When I first encountered the phrase, “shield the joyous,” it struck me as an odd kind of afterthought. It didn’t fit with the rest of the requests. After all, it makes sense to pray for the sick, the suffering, the weary, and the dying. But why would we want to pray for the joyous? Haven’t they already received the answer to their prayers?
Now, several decades later, that part of the prayer seems not just necessary, but urgent.
Having been around the block a few times, I’ve learned how rare and how precious joy is. I’m not talking about run of the mill happiness—though, goodness knows, we can be grateful for that. I’m talking about moments of incandescent delight. The kind that make us feel as if we have stumbled onto something holy—because we have.
A few drops of such joy in the ocean of a lifetime can make that life worth living.

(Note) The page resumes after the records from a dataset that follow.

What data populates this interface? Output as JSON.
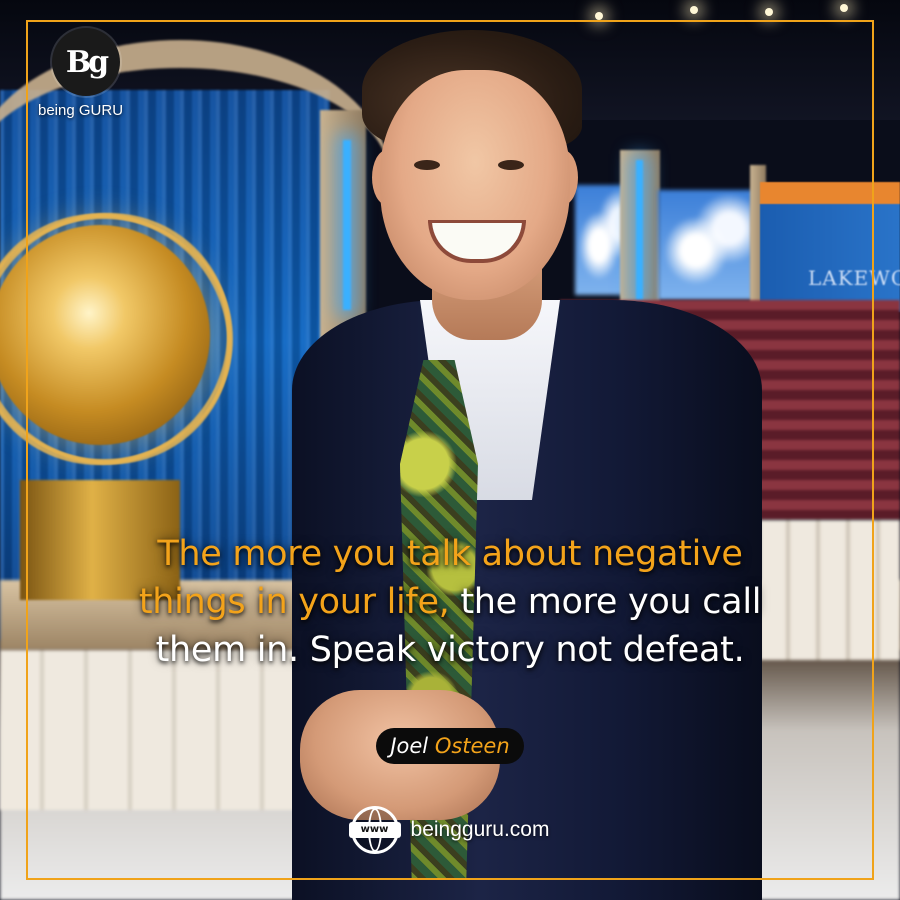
{
  "brand": {
    "logo_mark": "Bg",
    "name": "being GURU"
  },
  "background_sign": "LAKEWO",
  "quote": {
    "highlight": "The more you talk about negative things in your life,",
    "rest": " the more you call them in. Speak victory not defeat."
  },
  "author": {
    "first": "Joel ",
    "last": "Osteen"
  },
  "footer": {
    "icon_label": "www",
    "website": "beingguru.com"
  },
  "colors": {
    "accent": "#f3a31a",
    "frame": "#f0a31a",
    "text": "#ffffff"
  }
}
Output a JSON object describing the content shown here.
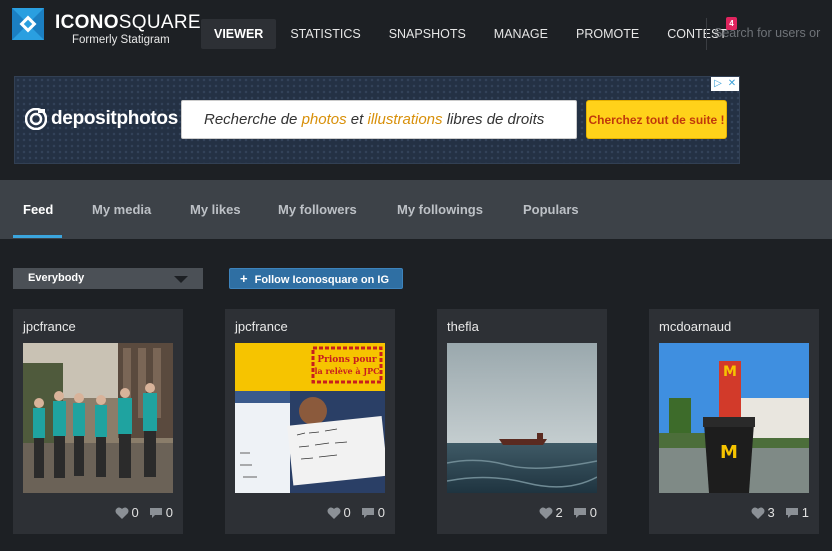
{
  "header": {
    "brand_bold": "ICONO",
    "brand_light": "SQUARE",
    "subtitle": "Formerly Statigram",
    "nav": [
      {
        "label": "VIEWER",
        "active": true
      },
      {
        "label": "STATISTICS"
      },
      {
        "label": "SNAPSHOTS"
      },
      {
        "label": "MANAGE"
      },
      {
        "label": "PROMOTE"
      },
      {
        "label": "CONTEST",
        "badge": "4"
      }
    ],
    "search_placeholder": "Search for users or"
  },
  "ad": {
    "brand": "depositphotos",
    "search_text_1": "Recherche de ",
    "search_hl_1": "photos",
    "search_text_2": " et ",
    "search_hl_2": "illustrations",
    "search_text_3": " libres de droits",
    "button": "Cherchez tout de suite !",
    "corner_1": "▷",
    "corner_2": "✕"
  },
  "tabs": [
    {
      "label": "Feed",
      "active": true
    },
    {
      "label": "My media"
    },
    {
      "label": "My likes"
    },
    {
      "label": "My followers"
    },
    {
      "label": "My followings"
    },
    {
      "label": "Populars"
    }
  ],
  "filters": {
    "audience": "Everybody",
    "follow_button": "Follow Iconosquare on IG"
  },
  "cards": [
    {
      "user": "jpcfrance",
      "likes": "0",
      "comments": "0",
      "image": "group-photo"
    },
    {
      "user": "jpcfrance",
      "likes": "0",
      "comments": "0",
      "image": "sign-photo",
      "sign_text": "Prions pour la relève à JPC"
    },
    {
      "user": "thefla",
      "likes": "2",
      "comments": "0",
      "image": "sea-photo"
    },
    {
      "user": "mcdoarnaud",
      "likes": "3",
      "comments": "1",
      "image": "mcdonalds-photo"
    }
  ]
}
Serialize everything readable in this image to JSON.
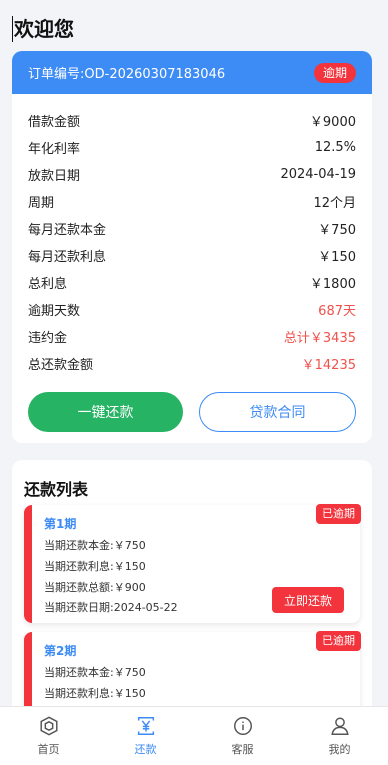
{
  "header": {
    "title": "欢迎您"
  },
  "order": {
    "order_no": "订单编号:OD-20260307183046",
    "status_badge": "逾期",
    "rows": [
      {
        "label": "借款金额",
        "value": "￥9000",
        "red": false
      },
      {
        "label": "年化利率",
        "value": "12.5%",
        "red": false
      },
      {
        "label": "放款日期",
        "value": "2024-04-19",
        "red": false
      },
      {
        "label": "周期",
        "value": "12个月",
        "red": false
      },
      {
        "label": "每月还款本金",
        "value": "￥750",
        "red": false
      },
      {
        "label": "每月还款利息",
        "value": "￥150",
        "red": false
      },
      {
        "label": "总利息",
        "value": "￥1800",
        "red": false
      },
      {
        "label": "逾期天数",
        "value": "687天",
        "red": true
      },
      {
        "label": "违约金",
        "value": "总计￥3435",
        "red": true
      },
      {
        "label": "总还款金额",
        "value": "￥14235",
        "red": true
      }
    ],
    "repay_button": "一键还款",
    "contract_button": "贷款合同"
  },
  "repayment_list": {
    "title": "还款列表",
    "items": [
      {
        "term": "第1期",
        "badge": "已逾期",
        "principal": "当期还款本金:￥750",
        "interest": "当期还款利息:￥150",
        "total": "当期还款总额:￥900",
        "date": "当期还款日期:2024-05-22",
        "pay_button": "立即还款"
      },
      {
        "term": "第2期",
        "badge": "已逾期",
        "principal": "当期还款本金:￥750",
        "interest": "当期还款利息:￥150"
      }
    ]
  },
  "tabbar": {
    "items": [
      {
        "label": "首页",
        "icon": "home-cube-icon",
        "active": false
      },
      {
        "label": "还款",
        "icon": "yen-icon",
        "active": true
      },
      {
        "label": "客服",
        "icon": "info-circle-icon",
        "active": false
      },
      {
        "label": "我的",
        "icon": "user-icon",
        "active": false
      }
    ]
  },
  "colors": {
    "primary": "#3d8bf5",
    "danger": "#f3343c",
    "success": "#27b364"
  }
}
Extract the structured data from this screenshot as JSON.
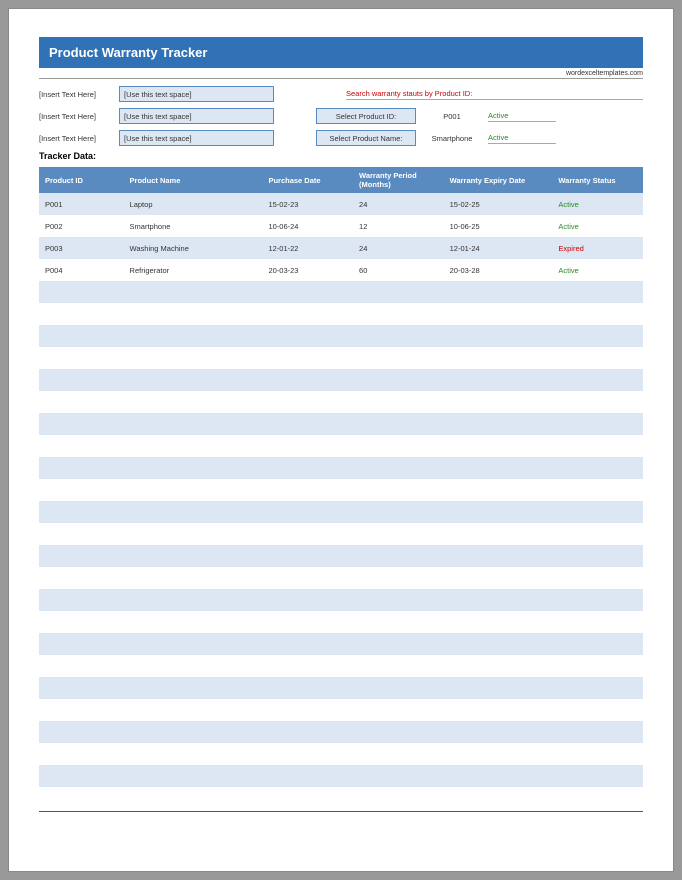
{
  "title": "Product Warranty Tracker",
  "attribution": "wordexceltemplates.com",
  "meta": {
    "label": "[Insert Text Here]",
    "value": "[Use this text space]"
  },
  "search": {
    "header": "Search warranty stauts by Product ID:",
    "row1": {
      "label": "Select Product ID:",
      "value": "P001",
      "status": "Active"
    },
    "row2": {
      "label": "Select Product Name:",
      "value": "Smartphone",
      "status": "Active"
    }
  },
  "tracker_label": "Tracker Data:",
  "columns": {
    "c1": "Product ID",
    "c2": "Product Name",
    "c3": "Purchase Date",
    "c4": "Warranty Period (Months)",
    "c5": "Warranty Expiry Date",
    "c6": "Warranty Status"
  },
  "rows": [
    {
      "pid": "P001",
      "pname": "Laptop",
      "pdate": "15-02-23",
      "wp": "24",
      "exp": "15-02-25",
      "stat": "Active",
      "cls": "green"
    },
    {
      "pid": "P002",
      "pname": "Smartphone",
      "pdate": "10-06-24",
      "wp": "12",
      "exp": "10-06-25",
      "stat": "Active",
      "cls": "green"
    },
    {
      "pid": "P003",
      "pname": "Washing Machine",
      "pdate": "12-01-22",
      "wp": "24",
      "exp": "12-01-24",
      "stat": "Expired",
      "cls": "red"
    },
    {
      "pid": "P004",
      "pname": "Refrigerator",
      "pdate": "20-03-23",
      "wp": "60",
      "exp": "20-03-28",
      "stat": "Active",
      "cls": "green"
    }
  ],
  "empty_rows": 24
}
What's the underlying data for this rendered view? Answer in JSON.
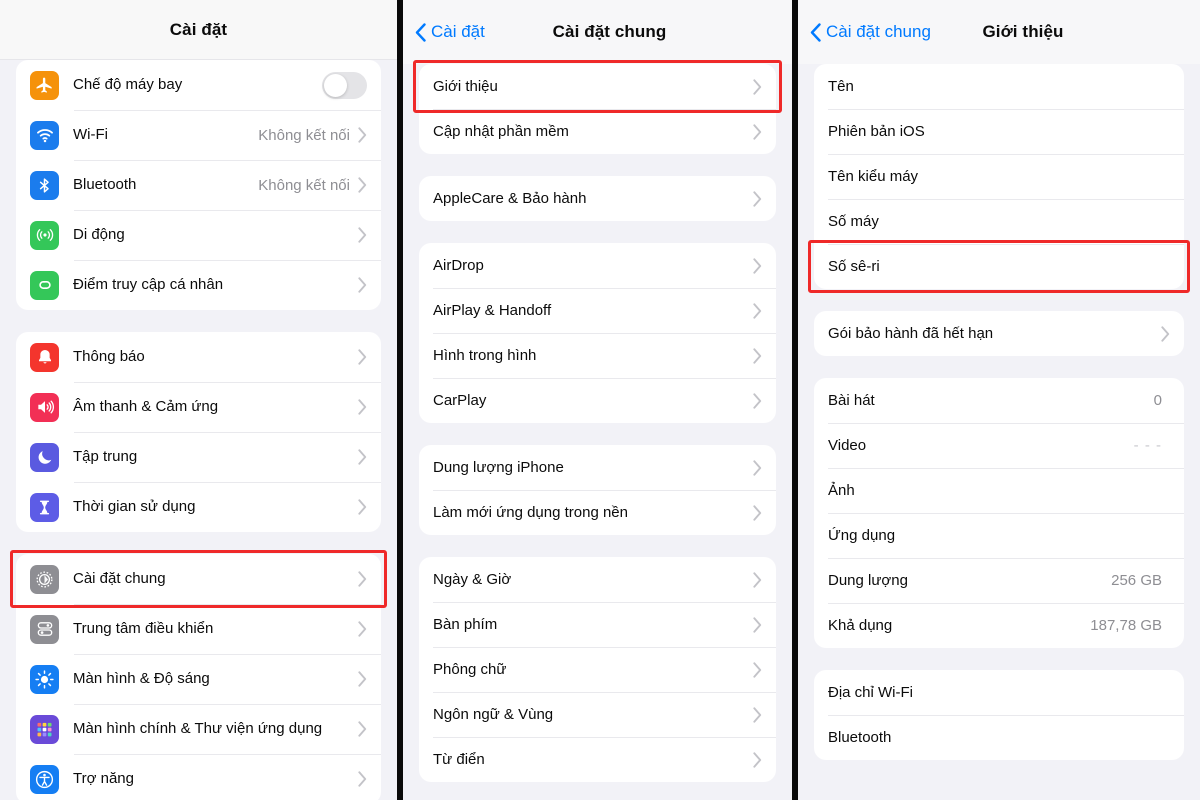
{
  "panels": {
    "settings": {
      "header": {
        "title": "Cài đặt"
      },
      "groups": [
        {
          "rows": [
            {
              "icon": "airplane-icon",
              "label": "Chế độ máy bay",
              "control": "toggle",
              "toggle_on": false,
              "icon_color": "#f5920b"
            },
            {
              "icon": "wifi-icon",
              "label": "Wi-Fi",
              "value": "Không kết nối",
              "chevron": true,
              "icon_color": "#1b7ced"
            },
            {
              "icon": "bluetooth-icon",
              "label": "Bluetooth",
              "value": "Không kết nối",
              "chevron": true,
              "icon_color": "#1b7ced"
            },
            {
              "icon": "cellular-icon",
              "label": "Di động",
              "chevron": true,
              "icon_color": "#34c759"
            },
            {
              "icon": "hotspot-icon",
              "label": "Điểm truy cập cá nhân",
              "chevron": true,
              "icon_color": "#34c759"
            }
          ]
        },
        {
          "rows": [
            {
              "icon": "notification-bell-icon",
              "label": "Thông báo",
              "chevron": true,
              "icon_color": "#f4352d"
            },
            {
              "icon": "sound-icon",
              "label": "Âm thanh & Cảm ứng",
              "chevron": true,
              "icon_color": "#f22f55"
            },
            {
              "icon": "focus-moon-icon",
              "label": "Tập trung",
              "chevron": true,
              "icon_color": "#5a5ae0"
            },
            {
              "icon": "hourglass-icon",
              "label": "Thời gian sử dụng",
              "chevron": true,
              "icon_color": "#5d5ce6"
            }
          ]
        },
        {
          "rows": [
            {
              "icon": "gear-icon",
              "label": "Cài đặt chung",
              "chevron": true,
              "icon_color": "#8e8e93",
              "highlighted": true
            },
            {
              "icon": "control-center-icon",
              "label": "Trung tâm điều khiển",
              "chevron": true,
              "icon_color": "#8e8e93"
            },
            {
              "icon": "brightness-icon",
              "label": "Màn hình & Độ sáng",
              "chevron": true,
              "icon_color": "#157ef3"
            },
            {
              "icon": "home-screen-icon",
              "label": "Màn hình chính & Thư viện ứng dụng",
              "chevron": true,
              "icon_color": "#6a4ad8"
            },
            {
              "icon": "accessibility-icon",
              "label": "Trợ năng",
              "chevron": true,
              "icon_color": "#157ef3"
            }
          ]
        }
      ]
    },
    "general": {
      "header": {
        "back_label": "Cài đặt",
        "title": "Cài đặt chung"
      },
      "groups": [
        {
          "rows": [
            {
              "label": "Giới thiệu",
              "chevron": true,
              "highlighted": true
            },
            {
              "label": "Cập nhật phần mềm",
              "chevron": true
            }
          ]
        },
        {
          "rows": [
            {
              "label": "AppleCare & Bảo hành",
              "chevron": true
            }
          ]
        },
        {
          "rows": [
            {
              "label": "AirDrop",
              "chevron": true
            },
            {
              "label": "AirPlay & Handoff",
              "chevron": true
            },
            {
              "label": "Hình trong hình",
              "chevron": true
            },
            {
              "label": "CarPlay",
              "chevron": true
            }
          ]
        },
        {
          "rows": [
            {
              "label": "Dung lượng iPhone",
              "chevron": true
            },
            {
              "label": "Làm mới ứng dụng trong nền",
              "chevron": true
            }
          ]
        },
        {
          "rows": [
            {
              "label": "Ngày & Giờ",
              "chevron": true
            },
            {
              "label": "Bàn phím",
              "chevron": true
            },
            {
              "label": "Phông chữ",
              "chevron": true
            },
            {
              "label": "Ngôn ngữ & Vùng",
              "chevron": true
            },
            {
              "label": "Từ điển",
              "chevron": true
            }
          ]
        }
      ]
    },
    "about": {
      "header": {
        "back_label": "Cài đặt chung",
        "title": "Giới thiệu"
      },
      "groups": [
        {
          "rows": [
            {
              "label": "Tên"
            },
            {
              "label": "Phiên bản iOS"
            },
            {
              "label": "Tên kiểu máy"
            },
            {
              "label": "Số máy"
            },
            {
              "label": "Số sê-ri",
              "highlighted": true
            }
          ]
        },
        {
          "rows": [
            {
              "label": "Gói bảo hành đã hết hạn",
              "chevron": true
            }
          ]
        },
        {
          "rows": [
            {
              "label": "Bài hát",
              "value": "0"
            },
            {
              "label": "Video",
              "value": "- - -",
              "dashes": true
            },
            {
              "label": "Ảnh"
            },
            {
              "label": "Ứng dụng"
            },
            {
              "label": "Dung lượng",
              "value": "256 GB"
            },
            {
              "label": "Khả dụng",
              "value": "187,78 GB"
            }
          ]
        },
        {
          "rows": [
            {
              "label": "Địa chỉ Wi-Fi"
            },
            {
              "label": "Bluetooth"
            }
          ]
        }
      ]
    }
  },
  "colors": {
    "accent_blue": "#007aff",
    "highlight_red": "#ef2929",
    "page_bg": "#f2f2f7",
    "card_bg": "#ffffff",
    "secondary_text": "#8e8e93"
  }
}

But if you have experienced it, you will know how hard it is to hold on to. What’s found is often lost. Because as the Jewish prayer book puts it, “It is a fearful thing to love what death can touch.”
The fragility of joy has brought many believers to their knees. It’s hard not to be bitter when joy slips through our fingers. What kind of a God would play those games?
Maybe the kind of God who would rather die than let death have the last word.
This is the God that the prophet Isaiah wants us to hold on to. The God who “will swallow up death forever” and “wipe away the tears from all faces” (Isaiah 25: 7-8). On that day, Isaiah reminds us, our joy will be everlasting (Isaiah 35:10).
It isn’t easy waiting for that day. But we can wait in hope, knowing that our present joy is a preview of coming attractions. Knowing that what’s lost will again be found.
In the meantime, I will continue to pray that God will “shield the joyous.”
Ponder: What helps you to choose hope over despair? What role does gratitude play?
Pray: Hang on to us when we do not have the strength to hang on to you, Lord. Help us to wait in hope. Then give rest to the weary, bless the dying, soothe the suffering, pity the afflicted, shield the joyous; and all for your love’s sake. Amen.